> [DATA]
+++
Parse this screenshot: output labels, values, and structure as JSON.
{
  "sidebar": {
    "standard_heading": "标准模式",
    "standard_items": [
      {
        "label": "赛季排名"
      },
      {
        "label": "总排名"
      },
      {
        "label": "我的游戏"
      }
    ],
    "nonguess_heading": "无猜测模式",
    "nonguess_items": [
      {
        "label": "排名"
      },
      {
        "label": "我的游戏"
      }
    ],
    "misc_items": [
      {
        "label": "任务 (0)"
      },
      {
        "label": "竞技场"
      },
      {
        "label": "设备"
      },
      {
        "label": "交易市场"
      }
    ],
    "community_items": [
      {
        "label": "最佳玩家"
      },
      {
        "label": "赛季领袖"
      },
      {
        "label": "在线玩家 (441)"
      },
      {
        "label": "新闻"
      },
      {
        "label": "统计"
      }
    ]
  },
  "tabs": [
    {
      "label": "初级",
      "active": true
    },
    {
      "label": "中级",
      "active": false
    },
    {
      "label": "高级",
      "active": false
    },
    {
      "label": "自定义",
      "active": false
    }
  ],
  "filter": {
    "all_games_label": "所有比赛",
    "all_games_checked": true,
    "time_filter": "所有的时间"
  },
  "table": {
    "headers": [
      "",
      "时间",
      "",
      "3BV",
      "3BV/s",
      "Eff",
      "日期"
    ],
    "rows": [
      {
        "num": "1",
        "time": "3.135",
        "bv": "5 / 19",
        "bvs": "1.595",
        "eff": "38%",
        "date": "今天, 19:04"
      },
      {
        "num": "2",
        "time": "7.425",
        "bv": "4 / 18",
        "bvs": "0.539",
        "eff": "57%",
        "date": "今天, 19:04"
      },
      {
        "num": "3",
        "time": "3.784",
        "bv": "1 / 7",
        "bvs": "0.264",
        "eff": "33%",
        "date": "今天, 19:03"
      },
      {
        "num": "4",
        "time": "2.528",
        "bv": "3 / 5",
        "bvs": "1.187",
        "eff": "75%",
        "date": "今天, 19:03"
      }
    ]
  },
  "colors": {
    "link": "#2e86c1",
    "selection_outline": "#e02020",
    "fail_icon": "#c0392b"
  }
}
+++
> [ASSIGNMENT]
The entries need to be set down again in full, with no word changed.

> [SOLVED PROBLEM]
Parse this screenshot: output labels, values, and structure as JSON.
{
  "sidebar": {
    "standard_heading": "标准模式",
    "standard_items": [
      {
        "label": "赛季排名"
      },
      {
        "label": "总排名"
      },
      {
        "label": "我的游戏"
      }
    ],
    "nonguess_heading": "无猜测模式",
    "nonguess_items": [
      {
        "label": "排名"
      },
      {
        "label": "我的游戏"
      }
    ],
    "misc_items": [
      {
        "label": "任务 (0)"
      },
      {
        "label": "竞技场"
      },
      {
        "label": "设备"
      },
      {
        "label": "交易市场"
      }
    ],
    "community_items": [
      {
        "label": "最佳玩家"
      },
      {
        "label": "赛季领袖"
      },
      {
        "label": "在线玩家 (441)"
      },
      {
        "label": "新闻"
      },
      {
        "label": "统计"
      }
    ]
  },
  "tabs": [
    {
      "label": "初级",
      "active": true
    },
    {
      "label": "中级",
      "active": false
    },
    {
      "label": "高级",
      "active": false
    },
    {
      "label": "自定义",
      "active": false
    }
  ],
  "filter": {
    "all_games_label": "所有比赛",
    "all_games_checked": true,
    "time_filter": "所有的时间"
  },
  "table": {
    "headers": [
      "",
      "时间",
      "",
      "3BV",
      "3BV/s",
      "Eff",
      "日期"
    ],
    "rows": [
      {
        "num": "1",
        "time": "3.135",
        "bv": "5 / 19",
        "bvs": "1.595",
        "eff": "38%",
        "date": "今天, 19:04"
      },
      {
        "num": "2",
        "time": "7.425",
        "bv": "4 / 18",
        "bvs": "0.539",
        "eff": "57%",
        "date": "今天, 19:04"
      },
      {
        "num": "3",
        "time": "3.784",
        "bv": "1 / 7",
        "bvs": "0.264",
        "eff": "33%",
        "date": "今天, 19:03"
      },
      {
        "num": "4",
        "time": "2.528",
        "bv": "3 / 5",
        "bvs": "1.187",
        "eff": "75%",
        "date": "今天, 19:03"
      }
    ]
  },
  "colors": {
    "link": "#2e86c1",
    "selection_outline": "#e02020",
    "fail_icon": "#c0392b"
  }
}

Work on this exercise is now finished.